I missed Facebook (NASDAQ: FB) stock's 150% run-up over the past year, remaining on the sidelines as I argued the stock was overvalued (or fairly valued at best). Investors often cite Facebook's lofty price-to-sales ratio compared to Google's (NASDAQ:GOOG) (NASDAQ:GOOGL) to illustrate how the market is overpaying for Zuckerberg's platform, an act I'm guilty of, too. But I was missing something big. I was underappreciating Facebook's greatest competitive advantage: its unprecedented network effect. It is clear that Facebook is proving the doubters wrong.
When Facebook went public, it was clear the company was destined for some incredible growth. But when it came to defining Facebook's competitive advantage -- and just how durable that advantage could be -- opinions varied immensely, and still do.
For a business to be viewed as a sustainable profitable entity, it must possess some sort of competitive advantage. The world's most successful investor, Warren Buffett, refers to competitive advantages as economic moats. The deeper and wider the moat, he argues, the more difficult it is for competitors to encroach upon a company's economic advantage to continually earn profits.
Among the most common competitive moats cited by investors, one is a network effect. A network effect occurs when a platform becomes more valuable for new and existing members with every member that joins the platform. Facebook's platform undoubtedly benefits from this network effect.
But how can investors justify the value of Facebook's network effect? A social platform of Facebook's scale has never been accomplished before, so that leaves investors with no comparable history.
Unrivaled network effect
Even after almost two years as a publicly traded company, it's hard to know exactly how wide and deep Facebook's network effect-moat is. But based on the scale of Facebook's platform compared to peers, we can at least say that it provides substantial fortification to protect its long-term story.
There's no better way to illustrate the size of Facebook's network effect than by examining its active users.
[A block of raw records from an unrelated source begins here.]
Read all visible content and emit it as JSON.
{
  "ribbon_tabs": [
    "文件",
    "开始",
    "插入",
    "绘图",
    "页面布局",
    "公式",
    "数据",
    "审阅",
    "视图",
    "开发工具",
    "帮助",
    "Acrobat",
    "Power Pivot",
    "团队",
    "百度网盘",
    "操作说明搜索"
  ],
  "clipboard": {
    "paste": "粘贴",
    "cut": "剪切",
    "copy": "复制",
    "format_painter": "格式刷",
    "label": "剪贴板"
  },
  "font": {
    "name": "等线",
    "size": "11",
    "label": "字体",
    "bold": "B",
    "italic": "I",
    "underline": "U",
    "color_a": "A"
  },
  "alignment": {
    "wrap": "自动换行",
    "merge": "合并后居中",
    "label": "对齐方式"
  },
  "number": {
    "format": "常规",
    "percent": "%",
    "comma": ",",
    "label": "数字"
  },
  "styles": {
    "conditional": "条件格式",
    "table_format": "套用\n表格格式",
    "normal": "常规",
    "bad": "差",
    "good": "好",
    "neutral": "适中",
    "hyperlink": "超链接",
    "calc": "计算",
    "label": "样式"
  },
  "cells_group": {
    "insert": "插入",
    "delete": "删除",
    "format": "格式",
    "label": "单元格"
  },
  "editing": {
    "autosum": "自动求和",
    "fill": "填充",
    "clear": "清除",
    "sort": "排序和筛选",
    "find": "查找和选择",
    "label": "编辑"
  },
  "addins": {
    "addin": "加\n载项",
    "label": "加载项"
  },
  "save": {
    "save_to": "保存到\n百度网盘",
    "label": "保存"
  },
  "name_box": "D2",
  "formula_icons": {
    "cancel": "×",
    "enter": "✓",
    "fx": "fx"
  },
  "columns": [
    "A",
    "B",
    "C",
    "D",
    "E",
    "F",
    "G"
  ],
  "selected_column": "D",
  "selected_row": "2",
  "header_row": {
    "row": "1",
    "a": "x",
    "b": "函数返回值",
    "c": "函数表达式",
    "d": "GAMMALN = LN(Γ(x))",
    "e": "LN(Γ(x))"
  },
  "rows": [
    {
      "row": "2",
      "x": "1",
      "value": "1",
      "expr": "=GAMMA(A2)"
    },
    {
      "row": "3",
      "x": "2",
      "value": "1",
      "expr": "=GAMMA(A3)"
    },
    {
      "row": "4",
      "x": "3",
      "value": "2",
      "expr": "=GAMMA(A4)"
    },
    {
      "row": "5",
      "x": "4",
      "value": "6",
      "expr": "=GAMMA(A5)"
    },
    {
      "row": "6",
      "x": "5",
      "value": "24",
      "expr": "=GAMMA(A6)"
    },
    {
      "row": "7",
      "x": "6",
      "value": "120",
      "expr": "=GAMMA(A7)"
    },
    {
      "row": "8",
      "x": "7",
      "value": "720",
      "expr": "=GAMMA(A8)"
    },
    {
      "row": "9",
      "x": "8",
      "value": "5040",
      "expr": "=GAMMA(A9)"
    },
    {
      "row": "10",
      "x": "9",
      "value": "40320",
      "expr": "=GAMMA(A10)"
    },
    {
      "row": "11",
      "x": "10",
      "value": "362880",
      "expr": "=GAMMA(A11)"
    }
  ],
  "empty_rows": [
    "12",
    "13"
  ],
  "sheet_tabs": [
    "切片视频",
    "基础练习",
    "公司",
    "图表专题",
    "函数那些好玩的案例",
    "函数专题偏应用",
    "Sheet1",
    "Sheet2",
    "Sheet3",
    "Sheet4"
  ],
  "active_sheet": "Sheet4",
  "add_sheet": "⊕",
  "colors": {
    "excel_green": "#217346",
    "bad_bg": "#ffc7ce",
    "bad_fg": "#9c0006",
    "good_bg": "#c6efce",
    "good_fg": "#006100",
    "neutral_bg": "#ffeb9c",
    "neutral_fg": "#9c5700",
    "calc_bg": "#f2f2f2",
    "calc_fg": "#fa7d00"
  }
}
While Facebook's record 1.23 billion monthly active users certainly bode well for the social network, it's the platform's daily active users that speak to Facebook's network effect.
For instance, based on a figure Google shared in late 2013, 540 million, Google Plus monthly active users may be approaching half of Facebook's by now (notably, Google said only half of these reported Google Plus users actually visit their stream). Viewed from this angle, Facebook's advantage over Google Plus as a social platform is meaningful, but small enough to worry investors.
Fortunately for Facebook investors, however, there's a better way to look at platform engagement: daily active users. While Google is reluctant to release figures for daily active users, it's safe to speculate that the figure likely doesn't exceed 250 million. Facebook, on the other hand, boasts an unprecedented 757 million users that use the service on a daily basis. This is the sort of engagement that makes a social platform useful. This figure is what makes Facebook's network effect so powerful
To see for yourself how important a network effect is for a social network like Facebook, just log into Google Plus to see if you can update friends and family (or check on friends and family) as easily as you can with Facebook. Google's social platform is often referred to as a ghost town; compared to Facebook, Google Plus severely handicapped as a social platform. With user experience discrepancies between platforms like this, users will be reluctant to abandon Facebook in exchange for a new, cooler platform.
While Facebook's network effect doesn't automatically make the stock a buy, it's one reason why the company may deserve a lofty valuation. It's also one reason I have underestimated the business over and over again.
Facebook's daily active users in its most recent quarter were up 22% from the year-ago quarter.
Daniel Sparks has no position in any stocks mentioned. The Motley Fool recommends and owns shares of Facebook and Google. Try any of our Foolish newsletter services free for 30 days. We Fools may not all hold the same opinions, but we all believe that considering a diverse range of insights makes us better investors. The Motley Fool has a disclosure policy.